Can you provide a brief overview of WeBelieve’s mission?
We believe that all individuals should have access to healthcare, irrespective of geography or socioeconomic status. Our mission is to increase access to quality care for Nigerians and continue to develop ideas that improve the system of healthcare delivery. Our decision-making process is informed by comprehensive, empirical studies and high quality data evaluation. We strive to build productive relationships and make a positive impact with all of our pursuits.
Tell us more about WeBelieve’s target audience.
We are dedicated to making Nigeria a better place for Nigerians.
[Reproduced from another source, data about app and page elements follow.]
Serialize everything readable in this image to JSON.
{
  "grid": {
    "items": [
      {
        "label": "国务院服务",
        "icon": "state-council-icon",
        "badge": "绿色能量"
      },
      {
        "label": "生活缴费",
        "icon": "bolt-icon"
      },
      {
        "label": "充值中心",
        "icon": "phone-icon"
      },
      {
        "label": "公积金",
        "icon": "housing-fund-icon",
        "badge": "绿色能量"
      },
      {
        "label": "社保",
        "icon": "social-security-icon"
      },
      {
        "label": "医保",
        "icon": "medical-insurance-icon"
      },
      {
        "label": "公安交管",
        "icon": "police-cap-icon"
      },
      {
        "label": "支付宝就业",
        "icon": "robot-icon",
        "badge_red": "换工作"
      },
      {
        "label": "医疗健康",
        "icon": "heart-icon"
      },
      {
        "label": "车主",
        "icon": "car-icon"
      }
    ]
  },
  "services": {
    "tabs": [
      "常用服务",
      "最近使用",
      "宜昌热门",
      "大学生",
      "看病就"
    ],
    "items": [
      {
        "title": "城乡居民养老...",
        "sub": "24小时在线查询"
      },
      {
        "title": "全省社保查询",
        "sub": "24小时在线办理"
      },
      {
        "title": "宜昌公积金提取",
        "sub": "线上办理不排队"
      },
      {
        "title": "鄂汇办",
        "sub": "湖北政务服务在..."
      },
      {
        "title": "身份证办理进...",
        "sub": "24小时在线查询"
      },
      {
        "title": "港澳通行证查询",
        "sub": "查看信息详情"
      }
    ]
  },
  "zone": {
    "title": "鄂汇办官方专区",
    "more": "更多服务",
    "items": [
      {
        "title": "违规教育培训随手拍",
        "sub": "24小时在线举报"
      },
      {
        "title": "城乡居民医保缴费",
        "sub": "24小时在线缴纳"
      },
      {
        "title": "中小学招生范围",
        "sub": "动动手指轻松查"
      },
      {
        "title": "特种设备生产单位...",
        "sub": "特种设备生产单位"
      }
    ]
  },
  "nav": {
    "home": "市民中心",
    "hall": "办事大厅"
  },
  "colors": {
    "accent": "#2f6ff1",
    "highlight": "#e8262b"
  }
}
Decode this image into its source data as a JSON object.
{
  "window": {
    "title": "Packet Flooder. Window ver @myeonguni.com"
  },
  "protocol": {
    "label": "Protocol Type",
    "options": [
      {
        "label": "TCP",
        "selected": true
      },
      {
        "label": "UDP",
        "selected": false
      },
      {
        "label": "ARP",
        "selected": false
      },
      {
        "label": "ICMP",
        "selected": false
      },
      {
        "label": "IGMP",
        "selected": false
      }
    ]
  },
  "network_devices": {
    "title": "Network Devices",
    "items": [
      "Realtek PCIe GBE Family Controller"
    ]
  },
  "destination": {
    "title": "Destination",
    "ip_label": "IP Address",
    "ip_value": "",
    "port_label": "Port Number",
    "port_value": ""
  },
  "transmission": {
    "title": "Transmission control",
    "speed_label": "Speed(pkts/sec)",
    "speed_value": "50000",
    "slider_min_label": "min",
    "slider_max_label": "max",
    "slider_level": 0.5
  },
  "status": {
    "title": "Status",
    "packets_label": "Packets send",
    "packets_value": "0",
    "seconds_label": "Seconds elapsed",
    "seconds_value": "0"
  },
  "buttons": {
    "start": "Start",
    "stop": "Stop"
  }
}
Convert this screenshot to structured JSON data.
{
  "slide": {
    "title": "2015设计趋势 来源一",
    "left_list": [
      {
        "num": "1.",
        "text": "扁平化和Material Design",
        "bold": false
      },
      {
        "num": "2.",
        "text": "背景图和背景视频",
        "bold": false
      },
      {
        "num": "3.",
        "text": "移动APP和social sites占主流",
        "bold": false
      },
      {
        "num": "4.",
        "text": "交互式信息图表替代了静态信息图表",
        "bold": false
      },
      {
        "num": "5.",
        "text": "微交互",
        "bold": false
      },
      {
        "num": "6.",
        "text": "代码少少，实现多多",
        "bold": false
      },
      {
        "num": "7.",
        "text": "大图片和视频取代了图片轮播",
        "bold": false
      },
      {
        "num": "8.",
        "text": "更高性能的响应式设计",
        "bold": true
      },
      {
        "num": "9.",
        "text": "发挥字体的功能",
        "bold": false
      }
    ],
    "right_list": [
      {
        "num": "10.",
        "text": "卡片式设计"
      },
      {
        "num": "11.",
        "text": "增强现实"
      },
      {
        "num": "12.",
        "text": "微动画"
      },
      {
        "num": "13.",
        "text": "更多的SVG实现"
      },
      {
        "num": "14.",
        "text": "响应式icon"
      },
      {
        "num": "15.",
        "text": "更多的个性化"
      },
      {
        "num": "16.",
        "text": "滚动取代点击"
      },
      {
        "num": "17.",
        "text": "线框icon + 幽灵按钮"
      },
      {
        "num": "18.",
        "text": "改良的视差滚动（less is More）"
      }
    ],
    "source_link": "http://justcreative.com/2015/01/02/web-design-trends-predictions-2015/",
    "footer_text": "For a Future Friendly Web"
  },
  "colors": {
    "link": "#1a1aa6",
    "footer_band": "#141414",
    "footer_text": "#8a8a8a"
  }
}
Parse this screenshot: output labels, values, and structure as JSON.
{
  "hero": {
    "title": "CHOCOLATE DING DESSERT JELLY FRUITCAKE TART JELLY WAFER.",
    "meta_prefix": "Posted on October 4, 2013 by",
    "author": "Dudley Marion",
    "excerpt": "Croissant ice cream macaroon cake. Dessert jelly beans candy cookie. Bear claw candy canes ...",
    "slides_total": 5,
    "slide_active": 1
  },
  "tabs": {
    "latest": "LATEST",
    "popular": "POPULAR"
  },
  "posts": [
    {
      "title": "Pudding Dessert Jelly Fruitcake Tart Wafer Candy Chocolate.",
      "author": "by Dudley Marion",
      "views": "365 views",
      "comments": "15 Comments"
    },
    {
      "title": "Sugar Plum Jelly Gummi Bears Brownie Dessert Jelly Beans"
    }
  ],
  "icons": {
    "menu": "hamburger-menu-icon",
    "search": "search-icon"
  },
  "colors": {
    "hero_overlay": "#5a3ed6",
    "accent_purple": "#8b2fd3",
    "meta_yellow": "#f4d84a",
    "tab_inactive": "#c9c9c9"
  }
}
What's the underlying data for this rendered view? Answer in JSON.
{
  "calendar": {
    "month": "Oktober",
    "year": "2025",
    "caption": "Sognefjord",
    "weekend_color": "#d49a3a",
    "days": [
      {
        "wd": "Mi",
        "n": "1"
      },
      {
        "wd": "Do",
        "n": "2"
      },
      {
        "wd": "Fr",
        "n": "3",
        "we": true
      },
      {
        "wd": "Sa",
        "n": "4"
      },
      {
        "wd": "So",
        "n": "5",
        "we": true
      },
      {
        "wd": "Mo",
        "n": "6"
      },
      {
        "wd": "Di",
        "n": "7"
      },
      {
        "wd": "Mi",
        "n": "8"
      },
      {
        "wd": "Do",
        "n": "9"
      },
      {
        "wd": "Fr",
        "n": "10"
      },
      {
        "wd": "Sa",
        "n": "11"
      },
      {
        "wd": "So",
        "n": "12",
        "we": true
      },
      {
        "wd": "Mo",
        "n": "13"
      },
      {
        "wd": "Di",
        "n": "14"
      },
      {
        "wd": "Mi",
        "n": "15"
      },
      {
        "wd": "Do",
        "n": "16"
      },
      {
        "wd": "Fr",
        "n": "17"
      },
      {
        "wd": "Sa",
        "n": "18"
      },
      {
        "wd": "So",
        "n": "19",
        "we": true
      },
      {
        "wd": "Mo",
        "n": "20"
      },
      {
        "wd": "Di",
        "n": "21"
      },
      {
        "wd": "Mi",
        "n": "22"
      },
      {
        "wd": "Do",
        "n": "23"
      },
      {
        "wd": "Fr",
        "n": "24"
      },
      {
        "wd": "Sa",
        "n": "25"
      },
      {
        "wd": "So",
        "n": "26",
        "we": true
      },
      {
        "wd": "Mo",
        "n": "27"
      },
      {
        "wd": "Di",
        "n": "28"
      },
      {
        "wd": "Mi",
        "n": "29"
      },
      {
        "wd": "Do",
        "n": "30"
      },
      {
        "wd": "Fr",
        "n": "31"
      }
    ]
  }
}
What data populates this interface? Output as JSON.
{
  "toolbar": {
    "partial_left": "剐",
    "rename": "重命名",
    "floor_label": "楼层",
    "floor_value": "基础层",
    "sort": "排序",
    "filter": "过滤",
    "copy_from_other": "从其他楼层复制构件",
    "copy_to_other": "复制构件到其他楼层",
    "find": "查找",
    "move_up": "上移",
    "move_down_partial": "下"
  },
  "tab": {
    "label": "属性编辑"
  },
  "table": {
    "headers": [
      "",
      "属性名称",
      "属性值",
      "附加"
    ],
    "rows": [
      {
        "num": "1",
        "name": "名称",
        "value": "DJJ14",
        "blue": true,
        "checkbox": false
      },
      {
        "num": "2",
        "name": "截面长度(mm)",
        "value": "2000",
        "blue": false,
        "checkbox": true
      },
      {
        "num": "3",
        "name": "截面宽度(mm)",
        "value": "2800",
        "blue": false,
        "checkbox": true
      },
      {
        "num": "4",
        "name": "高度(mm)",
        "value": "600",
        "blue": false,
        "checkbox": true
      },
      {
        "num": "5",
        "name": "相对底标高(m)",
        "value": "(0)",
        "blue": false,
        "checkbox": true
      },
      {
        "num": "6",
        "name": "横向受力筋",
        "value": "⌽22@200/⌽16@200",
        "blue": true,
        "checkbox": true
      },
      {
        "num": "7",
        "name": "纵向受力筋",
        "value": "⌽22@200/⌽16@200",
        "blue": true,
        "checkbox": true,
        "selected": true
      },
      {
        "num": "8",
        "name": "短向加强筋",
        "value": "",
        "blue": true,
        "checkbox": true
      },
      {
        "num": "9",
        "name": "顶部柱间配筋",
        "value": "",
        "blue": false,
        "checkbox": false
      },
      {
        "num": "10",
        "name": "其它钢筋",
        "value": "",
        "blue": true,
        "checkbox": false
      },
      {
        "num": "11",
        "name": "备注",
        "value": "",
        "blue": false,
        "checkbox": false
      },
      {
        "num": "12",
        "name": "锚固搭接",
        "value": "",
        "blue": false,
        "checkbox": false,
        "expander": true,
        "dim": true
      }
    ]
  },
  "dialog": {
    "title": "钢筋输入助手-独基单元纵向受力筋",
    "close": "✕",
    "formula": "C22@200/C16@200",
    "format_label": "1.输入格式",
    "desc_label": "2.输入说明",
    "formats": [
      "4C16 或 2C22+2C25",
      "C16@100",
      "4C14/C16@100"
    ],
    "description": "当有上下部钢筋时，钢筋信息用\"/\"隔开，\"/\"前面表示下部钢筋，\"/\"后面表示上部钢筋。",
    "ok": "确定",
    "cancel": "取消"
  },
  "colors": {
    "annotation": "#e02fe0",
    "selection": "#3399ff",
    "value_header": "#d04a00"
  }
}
The IPEM course was designed for Nigerian medical officers who have had years of clinical experience in trauma and/or emergency care settings, but have not been exposed to formal specialty training. The goal of this course is to prepare clinicians to quickly and accurately diagnose and provide appropriate care for patients that present with the disease conditions core to the practice of emergency medicine, and build capacity to improve emergency care delivery to the people of Nigeria.
What key milestones has WeBelieve accomplished to date?
- Beth Israel Deaconess Medical Center enlisted 12 faculty to teach the IPEM course, in partnership with Lagos University Teaching Hospital, University College Hospital – Ibadan, and faculty from Johns Hopkins, Brigham and Women’s, Baylor, and Penn.
- More than 100 Nigerian medical officers across four teaching hospitals completed the course in one year.
- 35 physicians took the inaugural course, held in March 2020. *Updated March 11, 2021: Results were published in the African Journal of Emergency Medicine.
- 78 physicians took the next instance of the IPEM course, offered virtually, with more comprehensive programming.
Can you share an example of someone whose life has changed through working with WeBelieve?
Education has the ability to impact not only the student or trainee, but extends to everyone they encounter with their newfound knowledge and skills. We have a growing community of physicians embracing room for growth, and eager to prepare for any situation they might find themselves in. What WeBelieve has been able to accomplish from a global health perspective has been incredibly rewarding. And it’s just the beginning.
How can people get involved?
Ayòbámi Olúfadéjì, MD, MBA, is an Ivy League educated and board-certified emergency medicine physician at Beth Israel Deaconess Medical Center, where he also serves as Associate Director of Ambulatory Emergency Medicine. Dr. Olúfadéjì is passionate about improving healthcare access for medically underserved populations, and is driven to leverage new technologies in the chronic management of diseases and redesign of emergency care delivery. He has extensive entrepreneurial leadership experience as Co-Founder of Digital Health Nigeria, Co-Founder and Managing Director of the Athari Fund, and Founder of WeBelieve Health. Dr. Olúfadéjì was a founding member of BIDMC’s Residency Diversity Committee, and currently serves as a faculty advisor for the Society for Academic Emergency Medicine and Academy for Diversity and Inclusion in Emergency Medicine.